An Investment Company Institute study published this month illustrates that U.S. retirement assets at the end of second quarter of 2012 total $18.5 trillion. Two components are $3.5 trillion in IRAs and $5.1 trillion in 401(k) plans. These therefore present very tempting deficit-funding sources for the Obama administration to help close a spiraling budget gap that is approaching $20 trillion.
By restricting the deductions for monies flowing into these plans for the highest wage earners or as some reports have suggested, retroactively taking back already deducted amounts , plan assets could be reduced and resources effectively transferred through redistributive taxation back to government coffers to help pay down government debt.
In response to this threat, the American Society of Pension Professionals and Actuaries ( ASPPA) launched a national campaign in late November to educate the public known as “Save Our 401Ks.” With over 11,000 member firms consisting of broker-dealers and retirement plan service firms the campaign is part public lobbying effort and part a public education initiative.

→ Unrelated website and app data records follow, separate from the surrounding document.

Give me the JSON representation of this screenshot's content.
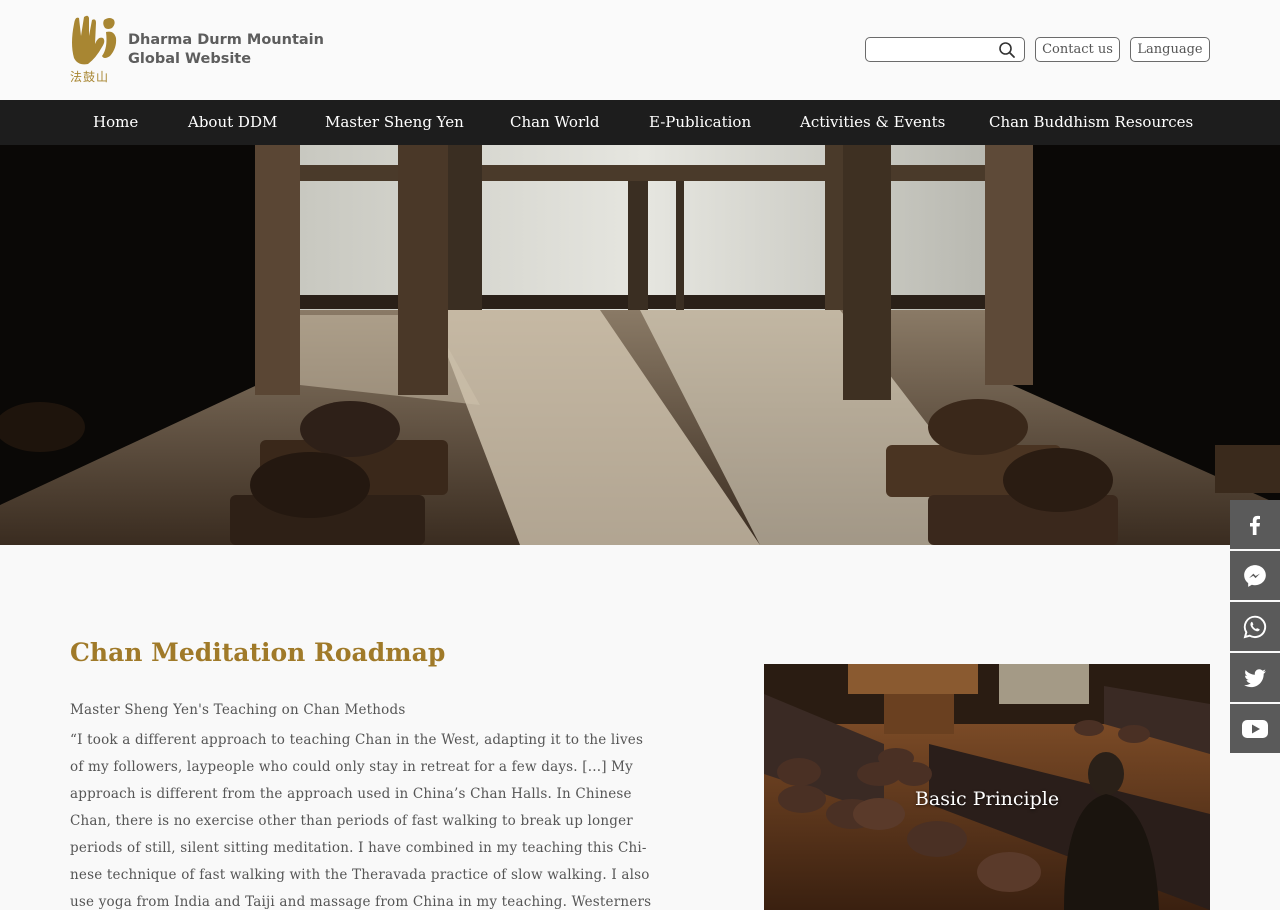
{
  "site": {
    "title_line1": "Dharma Durm Mountain",
    "title_line2": "Global Website",
    "logo_cn": "法鼓山",
    "brand_color": "#a88632"
  },
  "header": {
    "search_placeholder": "",
    "contact_label": "Contact us",
    "language_label": "Language"
  },
  "nav": {
    "items": [
      {
        "label": "Home"
      },
      {
        "label": "About DDM"
      },
      {
        "label": "Master Sheng Yen"
      },
      {
        "label": "Chan World"
      },
      {
        "label": "E-Publication"
      },
      {
        "label": "Activities & Events"
      },
      {
        "label": "Chan Buddhism Resources"
      }
    ]
  },
  "main": {
    "title": "Chan Meditation Roadmap",
    "subtitle": "Master Sheng Yen's Teaching on Chan Methods",
    "body_lines": [
      "“I took a different approach to teaching Chan in the West, adapting it to the lives",
      "of my followers, laypeople who could only stay in retreat for a few days. [...] My",
      "approach is different from the approach used in China’s Chan Halls. In Chinese",
      "Chan, there is no exercise other than periods of fast walking to break up longer",
      "periods of still, silent sitting meditation. I have combined in my teaching this Chi-",
      "nese technique of fast walking with the Theravada practice of slow walking. I also",
      "use yoga from India and Taiji and massage from China in my teaching. Westerners"
    ],
    "card_label": "Basic Principle"
  },
  "social": [
    {
      "icon": "facebook-icon"
    },
    {
      "icon": "messenger-icon"
    },
    {
      "icon": "whatsapp-icon"
    },
    {
      "icon": "twitter-icon"
    },
    {
      "icon": "youtube-icon"
    }
  ]
}
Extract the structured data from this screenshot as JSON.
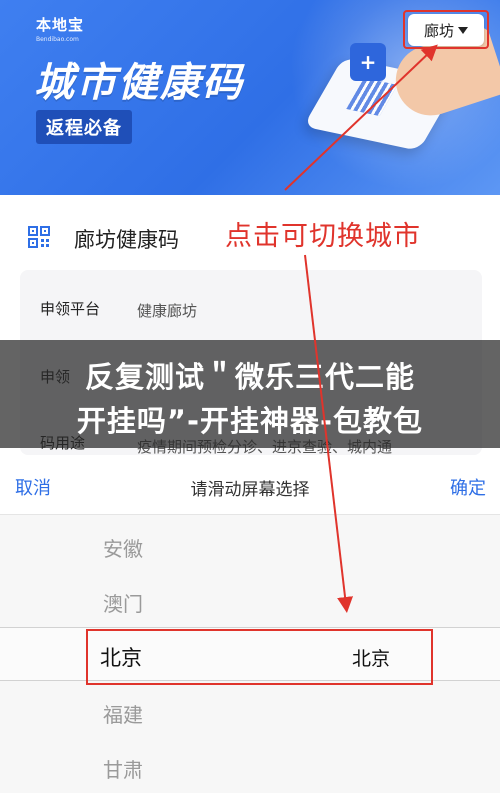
{
  "banner": {
    "logo_text": "本地宝",
    "logo_sub": "Bendibao.com",
    "title": "城市健康码",
    "subtitle": "返程必备",
    "city_selector": "廊坊"
  },
  "card": {
    "title": "廊坊健康码",
    "annotation": "点击可切换城市",
    "rows": [
      {
        "label": "申领平台",
        "value": "健康廊坊"
      },
      {
        "label": "申领",
        "value": ""
      },
      {
        "label": "码用途",
        "value": "疫情期间预检分诊、进京查验、城内通"
      }
    ]
  },
  "overlay": {
    "line1": "反复测试＂微乐三代二能",
    "line2": "开挂吗”-开挂神器-包教包"
  },
  "picker": {
    "cancel": "取消",
    "title": "请滑动屏幕选择",
    "confirm": "确定",
    "options_above": [
      "安徽",
      "澳门"
    ],
    "selected_province": "北京",
    "selected_city": "北京",
    "options_below": [
      "福建",
      "甘肃"
    ]
  },
  "colors": {
    "accent": "#2f6fe6",
    "annotation_red": "#e0342c"
  },
  "icons": {
    "qr": "qr-code-icon",
    "dropdown": "caret-down-icon"
  }
}
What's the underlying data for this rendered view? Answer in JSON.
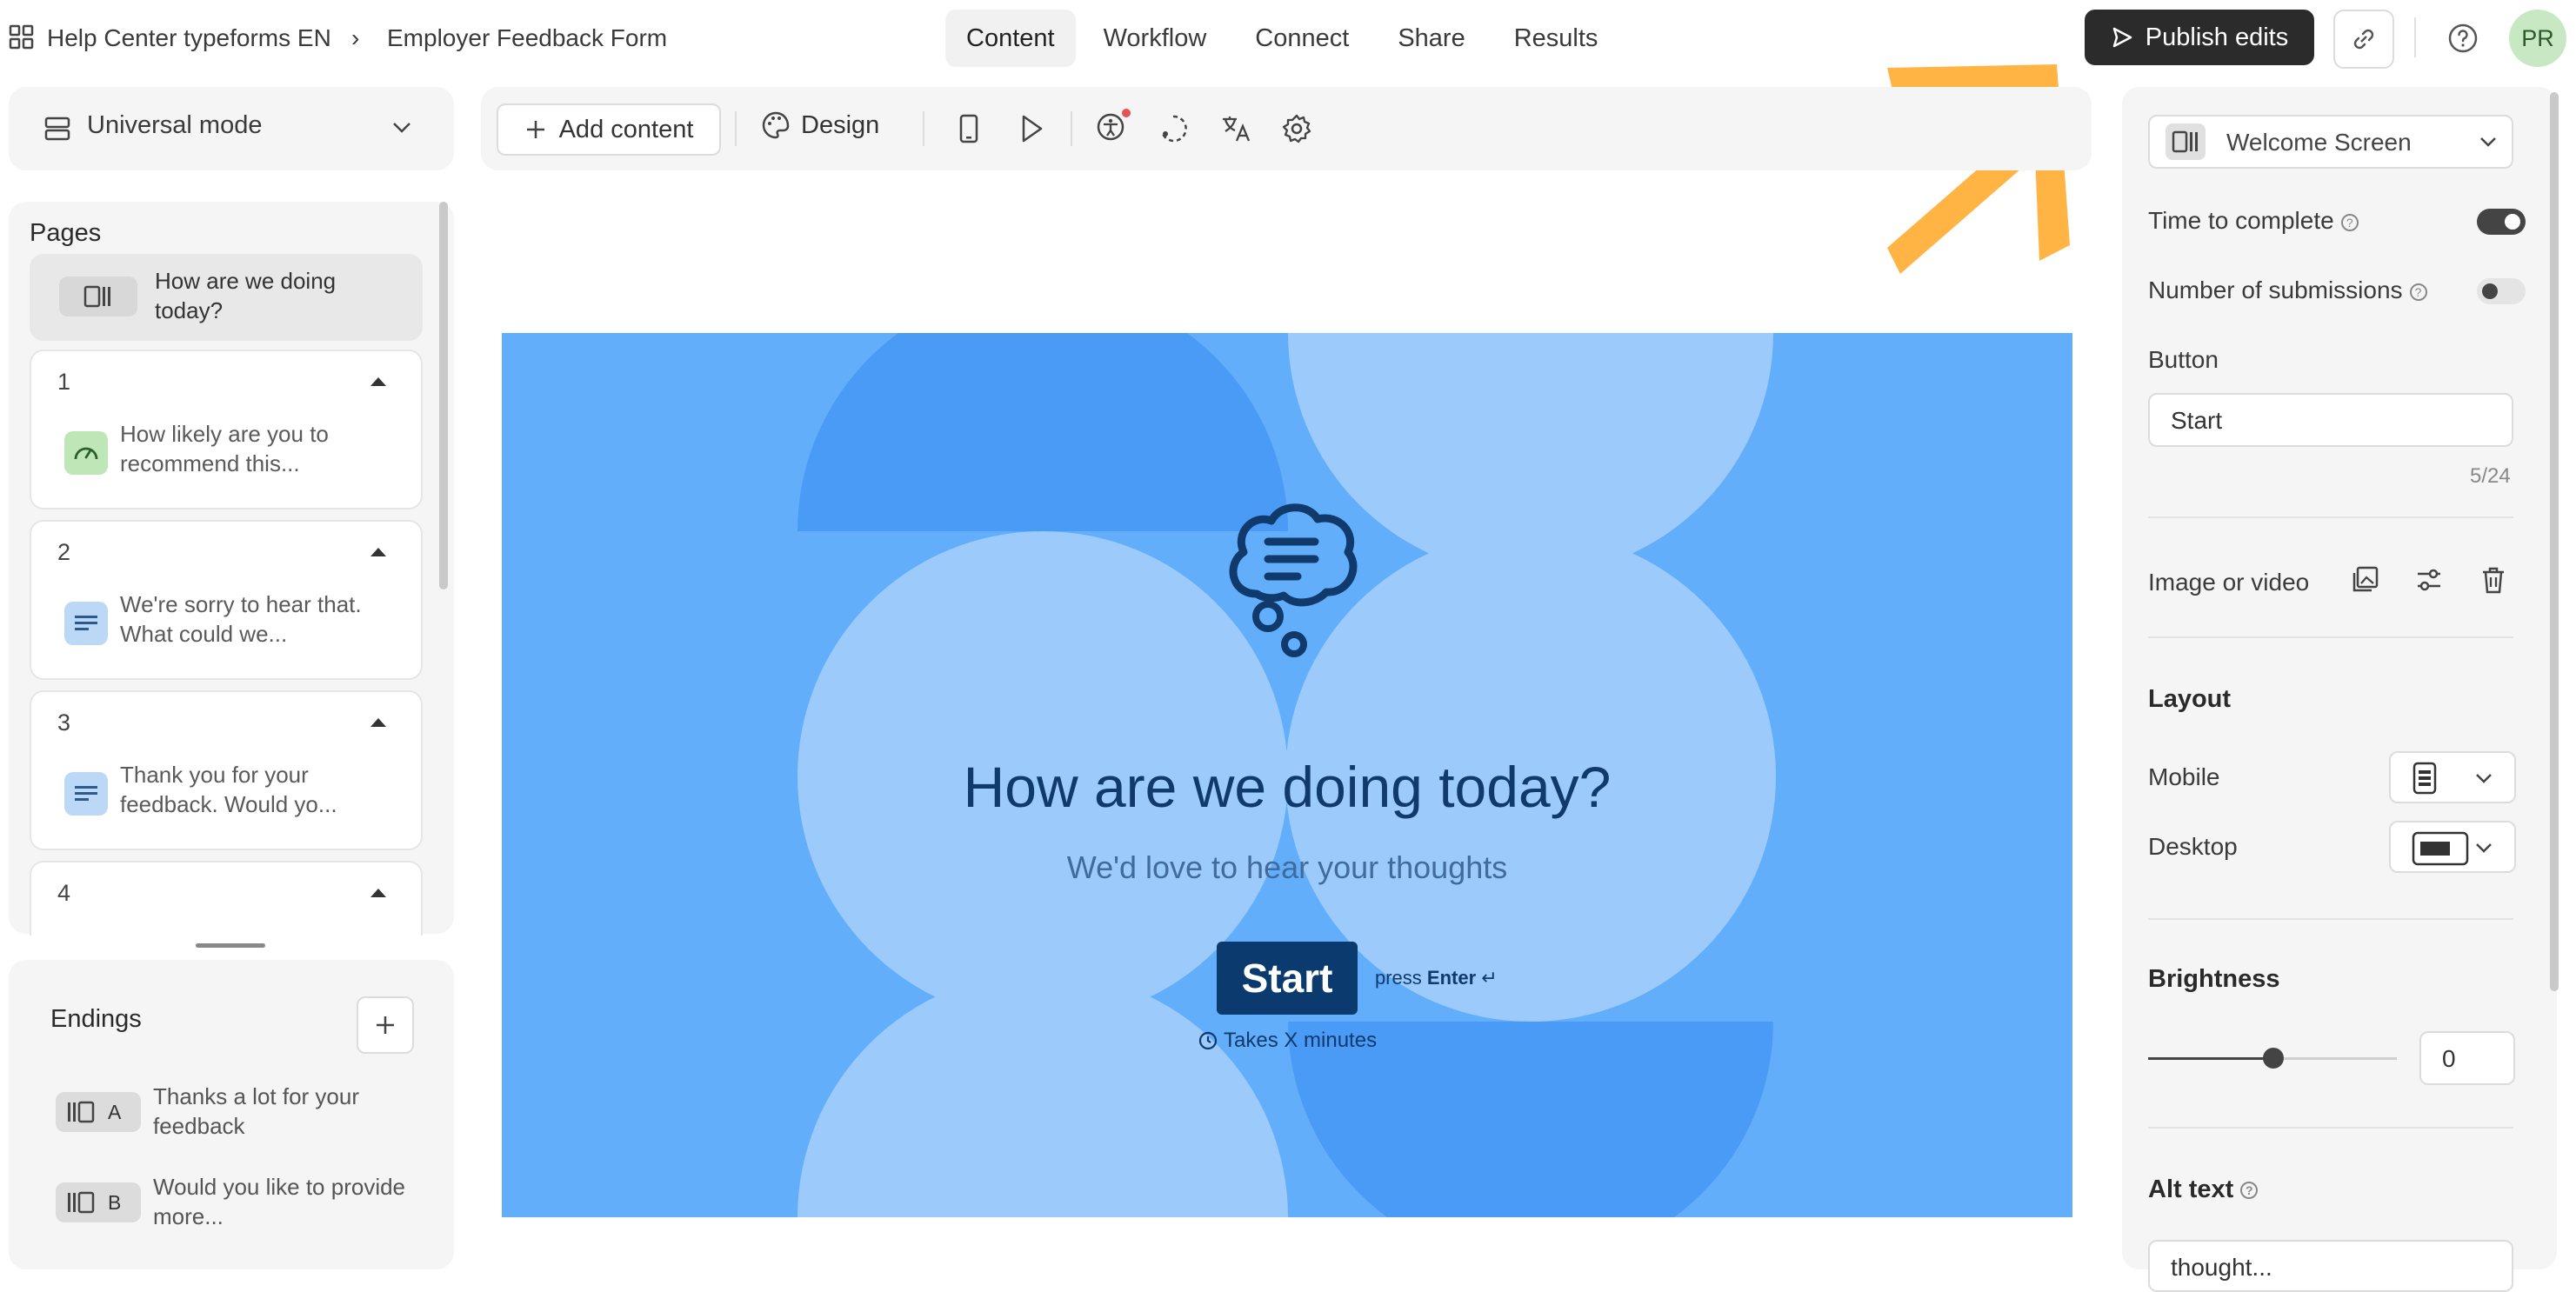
{
  "header": {
    "workspace": "Help Center typeforms EN",
    "separator": "›",
    "form_name": "Employer Feedback Form",
    "tabs": [
      "Content",
      "Workflow",
      "Connect",
      "Share",
      "Results"
    ],
    "active_tab": "Content",
    "publish_label": "Publish edits",
    "avatar_initials": "PR"
  },
  "left": {
    "mode_label": "Universal mode",
    "pages_title": "Pages",
    "welcome_page": "How are we doing today?",
    "pages": [
      {
        "num": "1",
        "text": "How likely are you to recommend this..."
      },
      {
        "num": "2",
        "text": "We're sorry to hear that. What could we..."
      },
      {
        "num": "3",
        "text": "Thank you for your feedback. Would yo..."
      },
      {
        "num": "4",
        "text": ""
      }
    ],
    "endings_title": "Endings",
    "endings": [
      {
        "letter": "A",
        "text": "Thanks a lot for your feedback"
      },
      {
        "letter": "B",
        "text": "Would you like to provide more..."
      }
    ]
  },
  "toolbar": {
    "add_content": "Add content",
    "design": "Design"
  },
  "canvas": {
    "title": "How are we doing today?",
    "subtitle": "We'd love to hear your thoughts",
    "start": "Start",
    "press": "press",
    "enter": "Enter",
    "enter_glyph": "↵",
    "takes": "Takes X minutes",
    "bg_color": "#63aefa"
  },
  "right": {
    "screen_select": "Welcome Screen",
    "time_to_complete": "Time to complete",
    "number_of_submissions": "Number of submissions",
    "button_label": "Button",
    "button_value": "Start",
    "char_count": "5/24",
    "image_or_video": "Image or video",
    "layout": "Layout",
    "mobile": "Mobile",
    "desktop": "Desktop",
    "brightness": "Brightness",
    "brightness_value": "0",
    "alt_text": "Alt text",
    "alt_text_value": "thought..."
  },
  "toggles": {
    "time_to_complete": true,
    "number_of_submissions": false
  },
  "colors": {
    "accent_arrow": "#ffb444",
    "publish_bg": "#2b2b2b",
    "start_button": "#0b3b6e"
  }
}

Another organization; the Insured Retirement Institute (IRI) echoed these concerns pertaining to retirement annuities, announcing that, though the Administration’s proposal “does not explicitly call for changes in the tax status of annuities” for all, there are serious concerns including “... the elimination of certain tax incentives for retirement savings and new limitations on deductions for retirement contributions.” IRI is urging policy makers “to protect incentives in place for Americans to attain financial security in retirement, particularly by maintaining the tax-deferred status of annuities for everyone.”
These references are now becoming more relevant with the so-called looming “fiscal cliff” crises, and that also includes a well stated goal of the Administration’s budget plan to force employers to offer “mandated” retirement plans.

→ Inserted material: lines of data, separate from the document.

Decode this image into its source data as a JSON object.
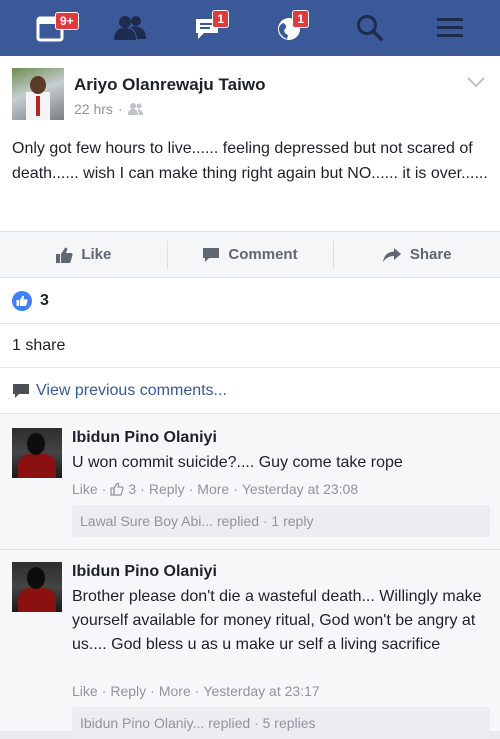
{
  "nav": {
    "notifications_badge": "9+",
    "messages_badge": "1",
    "globe_badge": "1",
    "icons": [
      "calendar-icon",
      "friends-icon",
      "messages-icon",
      "globe-icon",
      "search-icon",
      "menu-icon"
    ],
    "bar_color": "#3b5998"
  },
  "post": {
    "author": "Ariyo Olanrewaju Taiwo",
    "time": "22 hrs",
    "text": "Only got few hours to live...... feeling depressed but not scared of death...... wish I can make thing right again but NO...... it is over......"
  },
  "actions": {
    "like": "Like",
    "comment": "Comment",
    "share": "Share"
  },
  "reactions": {
    "count": "3"
  },
  "shares": {
    "text": "1 share"
  },
  "view_previous": "View previous comments...",
  "comments": [
    {
      "name": "Ibidun Pino Olaniyi",
      "text": "U won commit suicide?.... Guy come take rope",
      "like": "Like",
      "reactions": "3",
      "reply": "Reply",
      "more": "More",
      "time": "Yesterday at 23:08",
      "replies_summary": "Lawal Sure Boy Abi... replied · 1 reply"
    },
    {
      "name": "Ibidun Pino Olaniyi",
      "text": "Brother please don't die a wasteful death... Willingly make yourself available for money ritual, God won't be angry at us.... God bless u as u make ur self a living sacrifice",
      "like": "Like",
      "reply": "Reply",
      "more": "More",
      "time": "Yesterday at 23:17",
      "replies_summary": "Ibidun Pino Olaniy... replied · 5 replies"
    }
  ]
}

This discussion has been going on for some time. In 2010, Sens. John Kerry and Jeff Bingaman-D, New Mexico, proposed ideas that have been circulating in discussions and public hearings at the Treasury and U.S. Labor Department since which has been endorsed in the Obama administration’s 256-page budget proposal for fiscal 2013.
The centerpiece is an “Automatic IRA,” in which employers are directed to allocate an amount that equals 3 percent of a participating employee’s salary into a social security-type retirement plan that invests in U.S. treasuries and in which the federal government guarantees a 3 percent return. Smaller firms with 10 or less employees would be exempt. Even though tax credits to businesses would be provided for this scheme the concern is that this would add an additional cost burden on small businesses that would restrict job growth.
With nearly half of 78 million workers in the U.S. without work-based retirement plans, a drive to liberalize access to retirement assets funded by employers is now a distinct possibility for the coming year.
With the uncertainty of the outcome of negotiations in coming weeks and with a vulnerable economy the potential for government control of private retirement funds can fundamentally change how Americans save for retirement and this is unsettling for many savers and retirees.